BEGIN Data to process

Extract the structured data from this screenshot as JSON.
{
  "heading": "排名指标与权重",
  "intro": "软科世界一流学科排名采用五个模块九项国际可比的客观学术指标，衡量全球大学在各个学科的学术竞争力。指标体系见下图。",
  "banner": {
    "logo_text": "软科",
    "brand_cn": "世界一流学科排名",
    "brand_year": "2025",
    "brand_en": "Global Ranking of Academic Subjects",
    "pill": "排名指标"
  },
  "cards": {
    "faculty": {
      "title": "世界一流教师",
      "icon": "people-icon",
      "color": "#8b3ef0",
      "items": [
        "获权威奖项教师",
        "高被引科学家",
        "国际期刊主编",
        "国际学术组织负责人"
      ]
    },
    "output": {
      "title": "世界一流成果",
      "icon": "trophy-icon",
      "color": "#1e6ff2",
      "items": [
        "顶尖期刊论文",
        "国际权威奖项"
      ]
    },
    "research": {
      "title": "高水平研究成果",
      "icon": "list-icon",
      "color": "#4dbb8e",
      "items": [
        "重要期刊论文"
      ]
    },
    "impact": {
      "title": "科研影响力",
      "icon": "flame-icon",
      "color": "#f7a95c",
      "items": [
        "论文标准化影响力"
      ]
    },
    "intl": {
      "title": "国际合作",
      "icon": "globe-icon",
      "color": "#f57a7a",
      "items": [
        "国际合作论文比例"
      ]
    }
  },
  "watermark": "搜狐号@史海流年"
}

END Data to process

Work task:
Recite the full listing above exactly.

Exercise response:
Extract the structured data from this screenshot as JSON.
{
  "heading": "排名指标与权重",
  "intro": "软科世界一流学科排名采用五个模块九项国际可比的客观学术指标，衡量全球大学在各个学科的学术竞争力。指标体系见下图。",
  "banner": {
    "logo_text": "软科",
    "brand_cn": "世界一流学科排名",
    "brand_year": "2025",
    "brand_en": "Global Ranking of Academic Subjects",
    "pill": "排名指标"
  },
  "cards": {
    "faculty": {
      "title": "世界一流教师",
      "icon": "people-icon",
      "color": "#8b3ef0",
      "items": [
        "获权威奖项教师",
        "高被引科学家",
        "国际期刊主编",
        "国际学术组织负责人"
      ]
    },
    "output": {
      "title": "世界一流成果",
      "icon": "trophy-icon",
      "color": "#1e6ff2",
      "items": [
        "顶尖期刊论文",
        "国际权威奖项"
      ]
    },
    "research": {
      "title": "高水平研究成果",
      "icon": "list-icon",
      "color": "#4dbb8e",
      "items": [
        "重要期刊论文"
      ]
    },
    "impact": {
      "title": "科研影响力",
      "icon": "flame-icon",
      "color": "#f7a95c",
      "items": [
        "论文标准化影响力"
      ]
    },
    "intl": {
      "title": "国际合作",
      "icon": "globe-icon",
      "color": "#f57a7a",
      "items": [
        "国际合作论文比例"
      ]
    }
  },
  "watermark": "搜狐号@史海流年"
}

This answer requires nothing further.